● ASSIGNED TASK:
For every line in the records below that holds "icon", make a copy.

* * * * *

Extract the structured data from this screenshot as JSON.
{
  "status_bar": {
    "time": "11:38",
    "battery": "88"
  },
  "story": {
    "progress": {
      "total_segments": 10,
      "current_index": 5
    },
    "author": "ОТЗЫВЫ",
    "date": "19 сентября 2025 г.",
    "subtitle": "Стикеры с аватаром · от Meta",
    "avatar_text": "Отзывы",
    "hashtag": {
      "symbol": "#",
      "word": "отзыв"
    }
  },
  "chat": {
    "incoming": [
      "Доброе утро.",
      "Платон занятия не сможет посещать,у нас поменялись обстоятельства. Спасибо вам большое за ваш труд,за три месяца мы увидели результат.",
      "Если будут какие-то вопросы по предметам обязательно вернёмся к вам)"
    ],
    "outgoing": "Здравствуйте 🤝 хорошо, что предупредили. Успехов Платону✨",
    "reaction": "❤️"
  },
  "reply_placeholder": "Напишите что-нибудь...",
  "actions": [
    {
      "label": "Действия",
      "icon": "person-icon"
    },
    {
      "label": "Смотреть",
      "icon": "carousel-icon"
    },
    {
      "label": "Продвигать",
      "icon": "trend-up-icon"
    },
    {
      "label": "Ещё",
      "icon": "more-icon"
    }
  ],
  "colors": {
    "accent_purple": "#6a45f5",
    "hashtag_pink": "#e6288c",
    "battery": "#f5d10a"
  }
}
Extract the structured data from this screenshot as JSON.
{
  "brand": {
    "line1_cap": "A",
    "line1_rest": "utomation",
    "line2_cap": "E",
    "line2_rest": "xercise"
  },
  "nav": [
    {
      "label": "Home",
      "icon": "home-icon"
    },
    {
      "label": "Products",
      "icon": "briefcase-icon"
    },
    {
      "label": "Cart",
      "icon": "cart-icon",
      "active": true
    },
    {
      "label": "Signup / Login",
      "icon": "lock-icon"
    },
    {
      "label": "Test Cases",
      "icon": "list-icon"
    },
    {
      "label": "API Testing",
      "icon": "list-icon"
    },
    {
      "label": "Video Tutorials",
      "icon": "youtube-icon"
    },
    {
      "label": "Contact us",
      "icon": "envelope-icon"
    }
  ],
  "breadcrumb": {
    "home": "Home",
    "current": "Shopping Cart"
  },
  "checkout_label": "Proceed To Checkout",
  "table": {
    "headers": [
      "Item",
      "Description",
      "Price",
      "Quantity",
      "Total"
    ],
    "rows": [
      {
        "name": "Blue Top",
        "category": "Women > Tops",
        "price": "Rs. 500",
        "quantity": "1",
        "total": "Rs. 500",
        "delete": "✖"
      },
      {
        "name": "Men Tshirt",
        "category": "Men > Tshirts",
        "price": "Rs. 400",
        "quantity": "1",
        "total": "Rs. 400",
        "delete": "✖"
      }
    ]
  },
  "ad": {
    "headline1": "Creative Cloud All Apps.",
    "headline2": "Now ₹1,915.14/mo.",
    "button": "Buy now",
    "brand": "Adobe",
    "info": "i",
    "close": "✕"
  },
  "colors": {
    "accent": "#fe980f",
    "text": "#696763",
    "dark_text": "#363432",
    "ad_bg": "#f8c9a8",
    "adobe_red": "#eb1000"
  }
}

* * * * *

● EXERCISE RESPONSE:
      "icon": "person-icon"
      "icon": "carousel-icon"
      "icon": "trend-up-icon"
      "icon": "more-icon"
      "icon": "home-icon"
      "icon": "briefcase-icon"
      "icon": "cart-icon",
      "icon": "lock-icon"
      "icon": "list-icon"
      "icon": "list-icon"
      "icon": "youtube-icon"
      "icon": "envelope-icon"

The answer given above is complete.